On 15 March 2012, the patient underwent ALNT from her left lateral thoracic region to her right knee. She had an uneventful postoperative recovery, and went home on POD#1. Within the first week, she stated that her right lower leg was tingling and felt like it was "waking up." By six weeks, the patient stated that her right lower leg felt softer, less tight, and the girth had decreased (Figure 7). She was able to wear shoes that she was not able to fit into before surgery., Throughout this time, the patient continued wearing a lower extremity compression garment, and underwent manual lymphatic massage with a lymphedema therapist. At five months, her preoperative and postoperative tape measurements revealed an 8.3% reduction in the difference between her preoperative and postoperative affected leg circumferences (Figure 8).
In order to better understand the outcomes of ALNT, we attempted to quantify objective results with preoperative and postoperative anthropometric measurements of upper and lower extremity lymphedema after ALNT. In the short time period described, there was striking subjective improvement in symptoms described by the patient, which was contrasted with modest objective improvement in measurements collected by the researcher. Visual outcomes were sometimes less dramatic than the personal progress reported by the patient. The individual nature of lymphedema symptoms and effects could make it difficult for a third party to fully understand improvements described by the patient.
In addition, the task of gathering outcome measures before and after ALNT for chronic recalcitrant lymphedema proved to be gargantuan and humbling, as there was often resistance from patients, practitioners, and even fellow researchers with regard to data collection. Once patients experienced improvement, it was often difficult to convince them to return for follow-up. For patients who were from out of town, the economic realities of long-distance travel made frequent visits unrealistic. In addition, many patients experienced emotional ups and downs with regard to their progress. Significant leaps forward could be followed by plateaus in progress, and many patients required a significant amount of support during their recovery.

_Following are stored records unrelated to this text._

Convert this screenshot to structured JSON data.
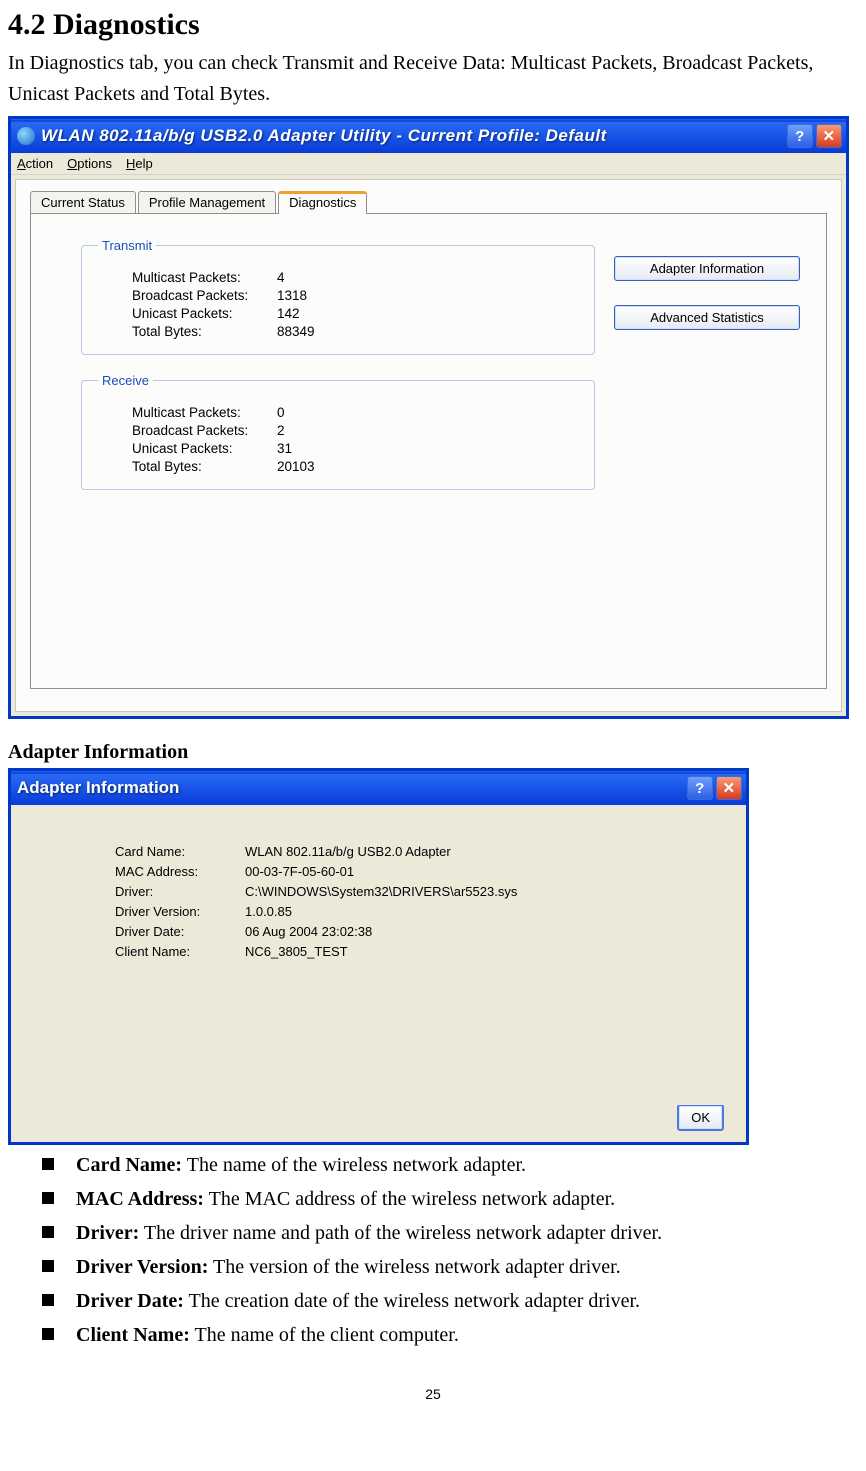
{
  "section": {
    "heading": "4.2 Diagnostics",
    "intro": "In Diagnostics tab, you can check Transmit and Receive Data: Multicast Packets, Broadcast Packets, Unicast Packets and Total Bytes."
  },
  "window1": {
    "title": "WLAN 802.11a/b/g USB2.0 Adapter Utility - Current Profile: Default",
    "menus": {
      "action": "Action",
      "options": "Options",
      "help": "Help"
    },
    "tabs": {
      "status": "Current Status",
      "profile": "Profile Management",
      "diag": "Diagnostics"
    },
    "transmit": {
      "legend": "Transmit",
      "multicast_label": "Multicast Packets:",
      "multicast_value": "4",
      "broadcast_label": "Broadcast Packets:",
      "broadcast_value": "1318",
      "unicast_label": "Unicast Packets:",
      "unicast_value": "142",
      "total_label": "Total Bytes:",
      "total_value": "88349"
    },
    "receive": {
      "legend": "Receive",
      "multicast_label": "Multicast Packets:",
      "multicast_value": "0",
      "broadcast_label": "Broadcast Packets:",
      "broadcast_value": "2",
      "unicast_label": "Unicast Packets:",
      "unicast_value": "31",
      "total_label": "Total Bytes:",
      "total_value": "20103"
    },
    "buttons": {
      "adapter_info": "Adapter Information",
      "adv_stats": "Advanced Statistics"
    }
  },
  "subheading": "Adapter Information",
  "window2": {
    "title": "Adapter Information",
    "fields": {
      "card_label": "Card Name:",
      "card_value": "WLAN 802.11a/b/g USB2.0 Adapter",
      "mac_label": "MAC Address:",
      "mac_value": "00-03-7F-05-60-01",
      "driver_label": "Driver:",
      "driver_value": "C:\\WINDOWS\\System32\\DRIVERS\\ar5523.sys",
      "ver_label": "Driver Version:",
      "ver_value": "1.0.0.85",
      "date_label": "Driver Date:",
      "date_value": "06 Aug 2004 23:02:38",
      "client_label": "Client Name:",
      "client_value": "NC6_3805_TEST"
    },
    "ok": "OK"
  },
  "bullets": {
    "card_name_b": "Card Name:",
    "card_name_t": " The name of the wireless network adapter.",
    "mac_b": "MAC Address:",
    "mac_t": " The MAC address of the wireless network adapter.",
    "driver_b": "Driver:",
    "driver_t": " The driver name and path of the wireless network adapter driver.",
    "ver_b": "Driver Version:",
    "ver_t": " The version of the wireless network adapter driver.",
    "date_b": "Driver Date:",
    "date_t": " The creation date of the wireless network adapter driver.",
    "client_b": "Client Name:",
    "client_t": " The name of the client computer."
  },
  "page_number": "25"
}
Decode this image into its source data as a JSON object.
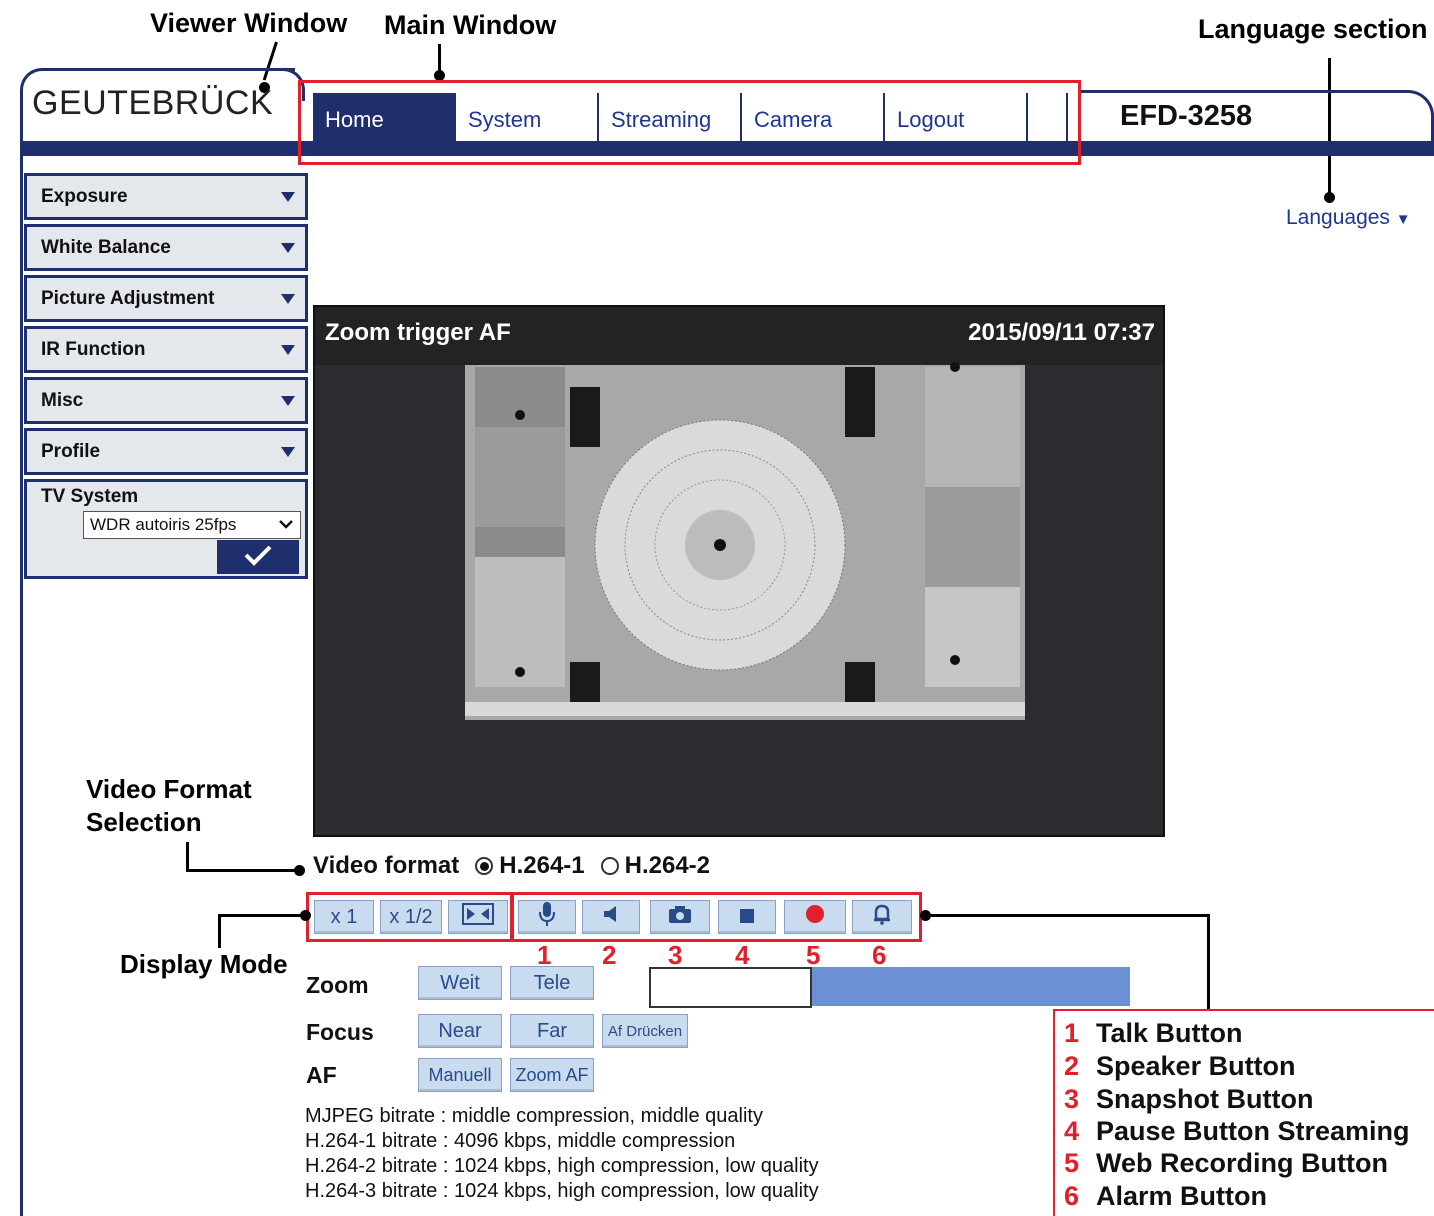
{
  "callouts": {
    "viewer_window": "Viewer Window",
    "main_window": "Main Window",
    "language_section": "Language section",
    "video_format_selection_1": "Video Format",
    "video_format_selection_2": "Selection",
    "display_mode": "Display Mode"
  },
  "header": {
    "logo": "GEUTEBRÜCK",
    "model": "EFD-3258",
    "tabs": [
      "Home",
      "System",
      "Streaming",
      "Camera",
      "Logout"
    ],
    "active_tab": "Home",
    "languages": "Languages"
  },
  "sidebar": {
    "items": [
      "Exposure",
      "White Balance",
      "Picture Adjustment",
      "IR Function",
      "Misc",
      "Profile"
    ],
    "tv_system_label": "TV System",
    "tv_system_value": "WDR autoiris 25fps"
  },
  "video": {
    "title": "Zoom trigger AF",
    "timestamp": "2015/09/11 07:37"
  },
  "video_format": {
    "label": "Video format",
    "options": [
      "H.264-1",
      "H.264-2"
    ],
    "selected": "H.264-1"
  },
  "display_mode": {
    "buttons": [
      "x 1",
      "x 1/2"
    ]
  },
  "control_numbers": [
    "1",
    "2",
    "3",
    "4",
    "5",
    "6"
  ],
  "controls": {
    "zoom_label": "Zoom",
    "zoom_wide": "Weit",
    "zoom_tele": "Tele",
    "focus_label": "Focus",
    "focus_near": "Near",
    "focus_far": "Far",
    "focus_af_press": "Af Drücken",
    "af_label": "AF",
    "af_manual": "Manuell",
    "af_zoom": "Zoom AF",
    "zoom_level_fraction": 0.33
  },
  "bitrates": [
    "MJPEG bitrate : middle compression, middle quality",
    "H.264-1 bitrate : 4096 kbps, middle compression",
    "H.264-2 bitrate : 1024 kbps, high compression, low quality",
    "H.264-3 bitrate : 1024 kbps, high compression, low quality"
  ],
  "legend": [
    {
      "n": "1",
      "label": "Talk Button"
    },
    {
      "n": "2",
      "label": "Speaker Button"
    },
    {
      "n": "3",
      "label": "Snapshot Button"
    },
    {
      "n": "4",
      "label": "Pause Button Streaming"
    },
    {
      "n": "5",
      "label": "Web Recording Button"
    },
    {
      "n": "6",
      "label": "Alarm Button"
    }
  ],
  "colors": {
    "navy": "#1f2f6e",
    "link_blue": "#1f3690",
    "annotation_red": "#e0202a",
    "button_blue": "#c9dbef",
    "zoom_bar_blue": "#6b90d4"
  }
}
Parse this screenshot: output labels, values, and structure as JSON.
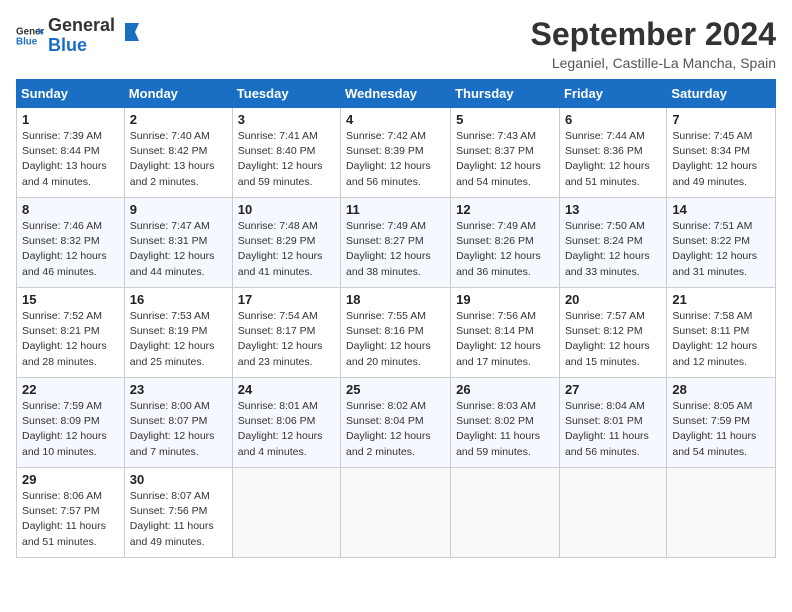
{
  "header": {
    "logo_general": "General",
    "logo_blue": "Blue",
    "month": "September 2024",
    "location": "Leganiel, Castille-La Mancha, Spain"
  },
  "days_of_week": [
    "Sunday",
    "Monday",
    "Tuesday",
    "Wednesday",
    "Thursday",
    "Friday",
    "Saturday"
  ],
  "weeks": [
    [
      {
        "day": "1",
        "info": "Sunrise: 7:39 AM\nSunset: 8:44 PM\nDaylight: 13 hours\nand 4 minutes."
      },
      {
        "day": "2",
        "info": "Sunrise: 7:40 AM\nSunset: 8:42 PM\nDaylight: 13 hours\nand 2 minutes."
      },
      {
        "day": "3",
        "info": "Sunrise: 7:41 AM\nSunset: 8:40 PM\nDaylight: 12 hours\nand 59 minutes."
      },
      {
        "day": "4",
        "info": "Sunrise: 7:42 AM\nSunset: 8:39 PM\nDaylight: 12 hours\nand 56 minutes."
      },
      {
        "day": "5",
        "info": "Sunrise: 7:43 AM\nSunset: 8:37 PM\nDaylight: 12 hours\nand 54 minutes."
      },
      {
        "day": "6",
        "info": "Sunrise: 7:44 AM\nSunset: 8:36 PM\nDaylight: 12 hours\nand 51 minutes."
      },
      {
        "day": "7",
        "info": "Sunrise: 7:45 AM\nSunset: 8:34 PM\nDaylight: 12 hours\nand 49 minutes."
      }
    ],
    [
      {
        "day": "8",
        "info": "Sunrise: 7:46 AM\nSunset: 8:32 PM\nDaylight: 12 hours\nand 46 minutes."
      },
      {
        "day": "9",
        "info": "Sunrise: 7:47 AM\nSunset: 8:31 PM\nDaylight: 12 hours\nand 44 minutes."
      },
      {
        "day": "10",
        "info": "Sunrise: 7:48 AM\nSunset: 8:29 PM\nDaylight: 12 hours\nand 41 minutes."
      },
      {
        "day": "11",
        "info": "Sunrise: 7:49 AM\nSunset: 8:27 PM\nDaylight: 12 hours\nand 38 minutes."
      },
      {
        "day": "12",
        "info": "Sunrise: 7:49 AM\nSunset: 8:26 PM\nDaylight: 12 hours\nand 36 minutes."
      },
      {
        "day": "13",
        "info": "Sunrise: 7:50 AM\nSunset: 8:24 PM\nDaylight: 12 hours\nand 33 minutes."
      },
      {
        "day": "14",
        "info": "Sunrise: 7:51 AM\nSunset: 8:22 PM\nDaylight: 12 hours\nand 31 minutes."
      }
    ],
    [
      {
        "day": "15",
        "info": "Sunrise: 7:52 AM\nSunset: 8:21 PM\nDaylight: 12 hours\nand 28 minutes."
      },
      {
        "day": "16",
        "info": "Sunrise: 7:53 AM\nSunset: 8:19 PM\nDaylight: 12 hours\nand 25 minutes."
      },
      {
        "day": "17",
        "info": "Sunrise: 7:54 AM\nSunset: 8:17 PM\nDaylight: 12 hours\nand 23 minutes."
      },
      {
        "day": "18",
        "info": "Sunrise: 7:55 AM\nSunset: 8:16 PM\nDaylight: 12 hours\nand 20 minutes."
      },
      {
        "day": "19",
        "info": "Sunrise: 7:56 AM\nSunset: 8:14 PM\nDaylight: 12 hours\nand 17 minutes."
      },
      {
        "day": "20",
        "info": "Sunrise: 7:57 AM\nSunset: 8:12 PM\nDaylight: 12 hours\nand 15 minutes."
      },
      {
        "day": "21",
        "info": "Sunrise: 7:58 AM\nSunset: 8:11 PM\nDaylight: 12 hours\nand 12 minutes."
      }
    ],
    [
      {
        "day": "22",
        "info": "Sunrise: 7:59 AM\nSunset: 8:09 PM\nDaylight: 12 hours\nand 10 minutes."
      },
      {
        "day": "23",
        "info": "Sunrise: 8:00 AM\nSunset: 8:07 PM\nDaylight: 12 hours\nand 7 minutes."
      },
      {
        "day": "24",
        "info": "Sunrise: 8:01 AM\nSunset: 8:06 PM\nDaylight: 12 hours\nand 4 minutes."
      },
      {
        "day": "25",
        "info": "Sunrise: 8:02 AM\nSunset: 8:04 PM\nDaylight: 12 hours\nand 2 minutes."
      },
      {
        "day": "26",
        "info": "Sunrise: 8:03 AM\nSunset: 8:02 PM\nDaylight: 11 hours\nand 59 minutes."
      },
      {
        "day": "27",
        "info": "Sunrise: 8:04 AM\nSunset: 8:01 PM\nDaylight: 11 hours\nand 56 minutes."
      },
      {
        "day": "28",
        "info": "Sunrise: 8:05 AM\nSunset: 7:59 PM\nDaylight: 11 hours\nand 54 minutes."
      }
    ],
    [
      {
        "day": "29",
        "info": "Sunrise: 8:06 AM\nSunset: 7:57 PM\nDaylight: 11 hours\nand 51 minutes."
      },
      {
        "day": "30",
        "info": "Sunrise: 8:07 AM\nSunset: 7:56 PM\nDaylight: 11 hours\nand 49 minutes."
      },
      {
        "day": "",
        "info": ""
      },
      {
        "day": "",
        "info": ""
      },
      {
        "day": "",
        "info": ""
      },
      {
        "day": "",
        "info": ""
      },
      {
        "day": "",
        "info": ""
      }
    ]
  ]
}
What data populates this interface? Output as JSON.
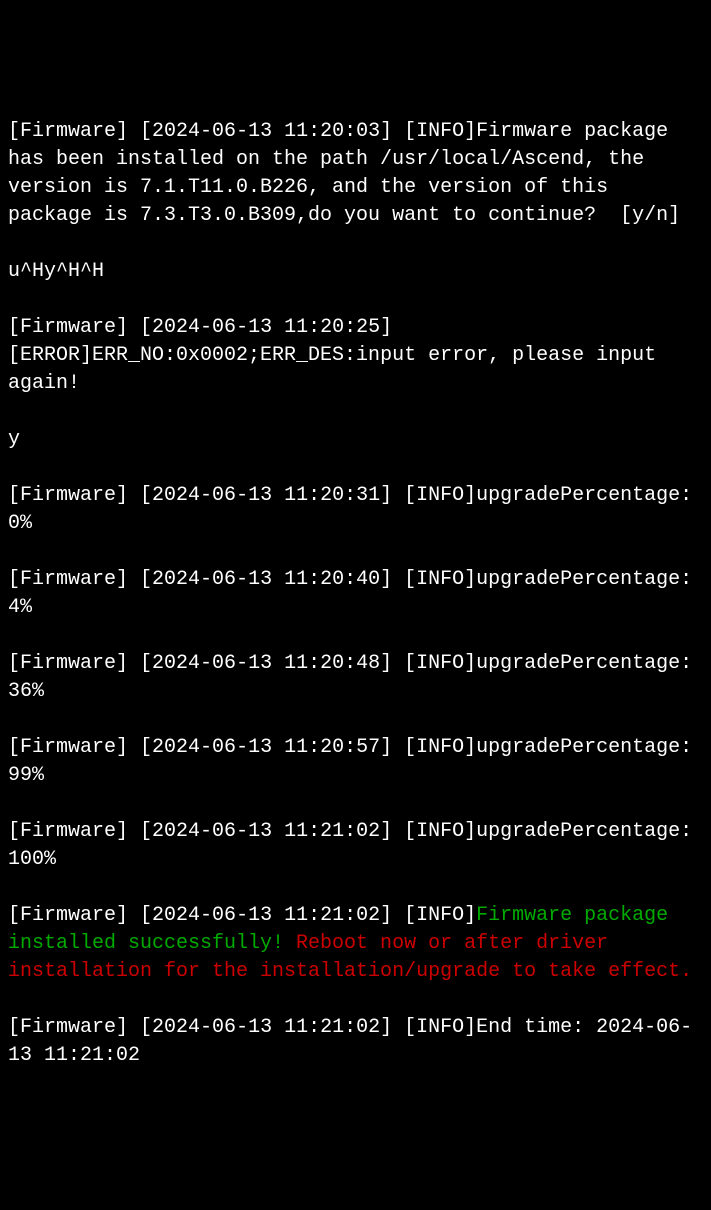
{
  "lines": [
    {
      "tag": "[Firmware]",
      "ts": "[2024-06-13 11:20:03]",
      "level": "[INFO]",
      "msg": "Firmware package has been installed on the path /usr/local/Ascend, the version is 7.1.T11.0.B226, and the version of this package is 7.3.T3.0.B309,do you want to continue?  [y/n]"
    },
    {
      "raw": "u^Hy^H^H"
    },
    {
      "tag": "[Firmware]",
      "ts": "[2024-06-13 11:20:25]",
      "level": "[ERROR]",
      "msg": "ERR_NO:0x0002;ERR_DES:input error, please input again!"
    },
    {
      "raw": "y"
    },
    {
      "tag": "[Firmware]",
      "ts": "[2024-06-13 11:20:31]",
      "level": "[INFO]",
      "msg": "upgradePercentage: 0%"
    },
    {
      "tag": "[Firmware]",
      "ts": "[2024-06-13 11:20:40]",
      "level": "[INFO]",
      "msg": "upgradePercentage: 4%"
    },
    {
      "tag": "[Firmware]",
      "ts": "[2024-06-13 11:20:48]",
      "level": "[INFO]",
      "msg": "upgradePercentage: 36%"
    },
    {
      "tag": "[Firmware]",
      "ts": "[2024-06-13 11:20:57]",
      "level": "[INFO]",
      "msg": "upgradePercentage: 99%"
    },
    {
      "tag": "[Firmware]",
      "ts": "[2024-06-13 11:21:02]",
      "level": "[INFO]",
      "msg": "upgradePercentage: 100%"
    },
    {
      "tag": "[Firmware]",
      "ts": "[2024-06-13 11:21:02]",
      "level": "[INFO]",
      "colored": true,
      "green_part": "Firmware package installed successfully! ",
      "red_part": "Reboot now or after driver installation for the installation/upgrade to take effect."
    },
    {
      "tag": "[Firmware]",
      "ts": "[2024-06-13 11:21:02]",
      "level": "[INFO]",
      "msg": "End time: 2024-06-13 11:21:02"
    }
  ]
}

In sum, the improvements after ALNT for treatment for chronic recalcitrant lymphedema were often experienced by the patient in small private ways. For example, one patient described not being afraid of the summer season anymore, because she knew that she would not have to worry that her arm would "explode" with the heat. While the goal of ALNT for treatment of lymphedema may be complete resolution of lymphedema that obviates further need for compression garments and lymphedema therapy, this did not seem to be a goal that was reached quickly after surgery. Despite this, all patients seemed to universally report improvement with lymphedema in ways that affected their lives that were personally important. This was true even when their subjective experience of the disease was correlated with only modest improvements in objective measurements. In the long term, we will continue to observe how far ALNT can go in helping patients with upper and lower extremity lymphedema in the hope that they can live their lives free from the burdens of disease.